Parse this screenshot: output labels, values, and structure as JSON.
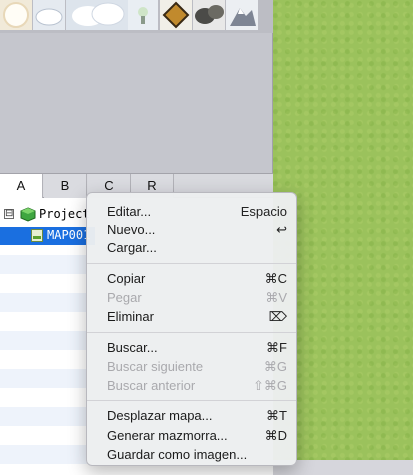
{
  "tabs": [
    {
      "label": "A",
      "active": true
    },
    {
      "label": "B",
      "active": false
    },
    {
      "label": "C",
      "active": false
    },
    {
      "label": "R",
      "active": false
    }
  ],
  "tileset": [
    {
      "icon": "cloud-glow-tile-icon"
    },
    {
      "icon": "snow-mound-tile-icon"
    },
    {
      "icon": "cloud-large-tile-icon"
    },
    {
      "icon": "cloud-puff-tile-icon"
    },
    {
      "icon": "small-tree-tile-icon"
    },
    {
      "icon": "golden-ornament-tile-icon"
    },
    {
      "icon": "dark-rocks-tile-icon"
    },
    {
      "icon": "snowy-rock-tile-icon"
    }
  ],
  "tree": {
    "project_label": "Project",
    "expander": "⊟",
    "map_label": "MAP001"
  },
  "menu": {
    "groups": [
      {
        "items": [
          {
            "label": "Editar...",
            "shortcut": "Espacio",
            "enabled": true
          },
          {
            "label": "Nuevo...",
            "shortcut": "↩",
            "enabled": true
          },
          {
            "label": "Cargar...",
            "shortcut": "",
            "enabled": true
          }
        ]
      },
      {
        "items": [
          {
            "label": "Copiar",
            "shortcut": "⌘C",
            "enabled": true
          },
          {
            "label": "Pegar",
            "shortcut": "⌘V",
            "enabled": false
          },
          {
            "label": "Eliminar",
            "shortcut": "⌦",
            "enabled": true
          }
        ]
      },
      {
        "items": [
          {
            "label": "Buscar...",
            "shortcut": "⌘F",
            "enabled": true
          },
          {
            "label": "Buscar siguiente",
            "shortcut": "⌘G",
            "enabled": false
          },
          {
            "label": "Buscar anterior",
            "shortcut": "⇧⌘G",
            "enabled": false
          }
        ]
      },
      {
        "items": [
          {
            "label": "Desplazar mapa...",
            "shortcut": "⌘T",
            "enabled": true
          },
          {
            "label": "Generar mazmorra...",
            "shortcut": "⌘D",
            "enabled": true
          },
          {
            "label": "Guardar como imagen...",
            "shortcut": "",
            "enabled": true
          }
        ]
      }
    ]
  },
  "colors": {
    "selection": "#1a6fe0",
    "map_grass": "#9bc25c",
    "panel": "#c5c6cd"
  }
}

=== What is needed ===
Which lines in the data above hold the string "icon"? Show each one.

=== Task answer ===
      "icon": "cloud-glow-tile-icon"
      "icon": "snow-mound-tile-icon"
      "icon": "cloud-large-tile-icon"
      "icon": "cloud-puff-tile-icon"
      "icon": "small-tree-tile-icon"
      "icon": "golden-ornament-tile-icon"
      "icon": "dark-rocks-tile-icon"
      "icon": "snowy-rock-tile-icon"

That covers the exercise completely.